Poor Curley’s wife! Curley’s wife is a victim. She is a victim because she suffered through a lot when she was young or before she was married and also after her marriage.In this scene Curleys wife was flirting with lennie and she said “I get Lonely. You can talk to people but I can’t talk to nobody but Curley. Else he gets mad.
some of the major incidents that I’ll include consist of the depression I suffered from due to isolation, and the terrible and intense arguments I had with my mother. In the end I will talk about how I have been trying to do random acts of kindness for my mother to make up for everything I made us both go through. (Score for Question 3: ___ of 20 points) Fill in sensory details about what happened. You do not need to fill in all five senses if they are not relevant to your topic, but be sure to fill in sight and sound. Answer: I felt very lonely and had low self esteem, I felt like a horrible person whether or not I wanted to admit it to myself.
But at the end of the day I feel sorry for her and I tend to understand why she feels the way she dose! You can’t blame the girl, for feeling depressed, she lives on a ranch where she is the only girl, her husband sees her as an object that he owns and she has no one to turn or talk to. In the book most of the characters have a negative view of her and tend to see her as trouble, but when you think about it she has the potential to get them in a lot of trouble, and she does, she cause Curley to have a broken hand and she gets Lennie in trouble for killing her, Every time, she is present in the book, she is never in a positive mood, she is always sulking or looking for Curley, I don`t actually think that there is one time in the book were she seems happy and it is when she is flirting , and even then she just gets negative reactions back! To summaries , overall i think that she is a very negative person, who has no hope of
Realistically if a person ran over someone else’s foot, they wouldn’t just walk home and act like it didn’t happen, they would take the appropriate matter to resolve the issue at hand, but not Aunt Bernie. All these details provide a real life situation for the reader. The fictitious aspect of the story is conveyed when Aunt Bernie dies of fear and comes back to life as a bitter woman, trying to make things right for her and her nieces and nephew.

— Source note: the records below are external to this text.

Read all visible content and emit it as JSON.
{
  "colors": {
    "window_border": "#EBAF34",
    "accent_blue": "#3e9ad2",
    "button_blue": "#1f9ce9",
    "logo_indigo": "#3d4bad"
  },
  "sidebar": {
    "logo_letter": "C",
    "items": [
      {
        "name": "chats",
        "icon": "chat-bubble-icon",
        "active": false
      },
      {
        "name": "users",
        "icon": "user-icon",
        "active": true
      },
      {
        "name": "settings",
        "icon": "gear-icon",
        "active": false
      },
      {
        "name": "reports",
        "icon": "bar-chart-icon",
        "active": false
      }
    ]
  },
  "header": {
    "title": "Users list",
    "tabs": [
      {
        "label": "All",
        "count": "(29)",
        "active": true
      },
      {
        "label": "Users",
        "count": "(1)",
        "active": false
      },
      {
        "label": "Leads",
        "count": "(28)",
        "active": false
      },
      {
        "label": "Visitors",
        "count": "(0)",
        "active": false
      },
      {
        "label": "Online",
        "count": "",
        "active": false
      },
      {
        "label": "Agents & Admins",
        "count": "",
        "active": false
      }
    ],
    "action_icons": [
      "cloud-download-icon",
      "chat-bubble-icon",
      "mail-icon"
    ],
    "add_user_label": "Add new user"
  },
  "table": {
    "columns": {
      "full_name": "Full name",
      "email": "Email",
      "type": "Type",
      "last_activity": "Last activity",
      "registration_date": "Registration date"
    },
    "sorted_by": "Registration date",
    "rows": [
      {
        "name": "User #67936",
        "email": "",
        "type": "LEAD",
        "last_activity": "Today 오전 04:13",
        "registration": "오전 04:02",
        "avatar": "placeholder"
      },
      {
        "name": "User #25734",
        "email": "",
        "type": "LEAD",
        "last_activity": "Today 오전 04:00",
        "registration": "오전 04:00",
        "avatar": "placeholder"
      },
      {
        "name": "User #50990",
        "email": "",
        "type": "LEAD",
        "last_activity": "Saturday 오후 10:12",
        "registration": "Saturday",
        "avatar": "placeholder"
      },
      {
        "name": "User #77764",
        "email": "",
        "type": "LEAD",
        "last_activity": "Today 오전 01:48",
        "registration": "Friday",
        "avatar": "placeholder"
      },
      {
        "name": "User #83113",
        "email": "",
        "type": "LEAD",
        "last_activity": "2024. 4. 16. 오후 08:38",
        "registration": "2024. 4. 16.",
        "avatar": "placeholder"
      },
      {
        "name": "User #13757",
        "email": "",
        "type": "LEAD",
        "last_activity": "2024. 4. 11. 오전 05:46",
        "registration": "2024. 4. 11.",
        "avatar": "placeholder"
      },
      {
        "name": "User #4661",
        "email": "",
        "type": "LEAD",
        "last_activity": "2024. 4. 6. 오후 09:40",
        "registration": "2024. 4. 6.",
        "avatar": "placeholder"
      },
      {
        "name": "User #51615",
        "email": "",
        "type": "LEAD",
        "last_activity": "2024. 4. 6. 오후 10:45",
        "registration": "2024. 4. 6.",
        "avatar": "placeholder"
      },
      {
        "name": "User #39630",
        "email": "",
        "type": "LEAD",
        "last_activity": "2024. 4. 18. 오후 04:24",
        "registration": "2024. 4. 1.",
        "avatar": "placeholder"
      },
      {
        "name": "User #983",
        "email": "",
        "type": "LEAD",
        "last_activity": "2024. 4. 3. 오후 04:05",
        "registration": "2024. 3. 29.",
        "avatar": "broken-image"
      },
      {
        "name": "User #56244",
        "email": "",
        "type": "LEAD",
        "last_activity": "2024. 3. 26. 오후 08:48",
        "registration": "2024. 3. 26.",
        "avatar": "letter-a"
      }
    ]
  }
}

Aunt Bernie, after coming back to life, is depicted as a corpse; her flesh is decomposing and limbs begin to fall off of her after a few days. In all, reality in “Sea Oak” is a major part of the story as it reveals the true struggles of all of the
After she returned to the settlement, people brought to her all their sorrows and problems for advice. Women, most especially, came to her when feeling wounded, wronged, and unloved. Hester comforted and counseled them as best she could. After many years of helping the very people who treated her appallingly in the beginning, she was buried next to the Reverend Mr. Dimmesdale. They shared a tombstone with only one marking: a red letter A on a simple black slate.